Task goal
Write exactly, with no line omitted or added, the span beginning at the line that holds "Enumerate this screenshot's" and ending at the last line of the records.

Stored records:
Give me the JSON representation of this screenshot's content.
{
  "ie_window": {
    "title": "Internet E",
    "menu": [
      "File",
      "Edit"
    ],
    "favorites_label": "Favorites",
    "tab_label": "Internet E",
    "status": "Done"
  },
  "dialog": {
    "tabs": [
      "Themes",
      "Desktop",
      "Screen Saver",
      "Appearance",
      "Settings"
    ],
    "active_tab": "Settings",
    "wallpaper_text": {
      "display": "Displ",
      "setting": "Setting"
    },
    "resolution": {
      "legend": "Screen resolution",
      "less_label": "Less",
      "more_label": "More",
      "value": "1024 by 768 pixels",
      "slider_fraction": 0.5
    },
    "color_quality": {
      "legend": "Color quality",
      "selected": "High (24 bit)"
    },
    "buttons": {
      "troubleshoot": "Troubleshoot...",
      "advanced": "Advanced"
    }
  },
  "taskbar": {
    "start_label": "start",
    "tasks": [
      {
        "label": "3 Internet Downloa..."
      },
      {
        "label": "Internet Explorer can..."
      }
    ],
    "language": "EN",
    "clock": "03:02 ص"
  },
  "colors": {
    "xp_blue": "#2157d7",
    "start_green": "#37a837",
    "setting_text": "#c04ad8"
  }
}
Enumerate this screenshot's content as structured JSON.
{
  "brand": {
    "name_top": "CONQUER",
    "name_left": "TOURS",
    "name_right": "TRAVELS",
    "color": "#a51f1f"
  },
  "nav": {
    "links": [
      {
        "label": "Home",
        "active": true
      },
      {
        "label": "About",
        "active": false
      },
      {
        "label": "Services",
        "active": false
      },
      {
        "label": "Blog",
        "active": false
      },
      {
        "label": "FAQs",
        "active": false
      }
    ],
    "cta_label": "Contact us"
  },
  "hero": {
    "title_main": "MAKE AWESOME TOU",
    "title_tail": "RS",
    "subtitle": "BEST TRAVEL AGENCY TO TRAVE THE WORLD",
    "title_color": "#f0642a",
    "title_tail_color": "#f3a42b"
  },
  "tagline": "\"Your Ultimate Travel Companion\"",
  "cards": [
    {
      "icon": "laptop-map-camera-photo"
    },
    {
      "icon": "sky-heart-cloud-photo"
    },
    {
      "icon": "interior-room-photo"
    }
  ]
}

Written answer
Enumerate this screenshot's content as structured JSON.
{
  "brand": {
    "name_top": "CONQUER",
    "name_left": "TOURS",
    "name_right": "TRAVELS",
    "color": "#a51f1f"
  },
  "nav": {
    "links": [
      {
        "label": "Home",
        "active": true
      },
      {
        "label": "About",
        "active": false
      },
      {
        "label": "Services",
        "active": false
      },
      {
        "label": "Blog",
        "active": false
      },
      {
        "label": "FAQs",
        "active": false
      }
    ],
    "cta_label": "Contact us"
  },
  "hero": {
    "title_main": "MAKE AWESOME TOU",
    "title_tail": "RS",
    "subtitle": "BEST TRAVEL AGENCY TO TRAVE THE WORLD",
    "title_color": "#f0642a",
    "title_tail_color": "#f3a42b"
  },
  "tagline": "\"Your Ultimate Travel Companion\"",
  "cards": [
    {
      "icon": "laptop-map-camera-photo"
    },
    {
      "icon": "sky-heart-cloud-photo"
    },
    {
      "icon": "interior-room-photo"
    }
  ]
}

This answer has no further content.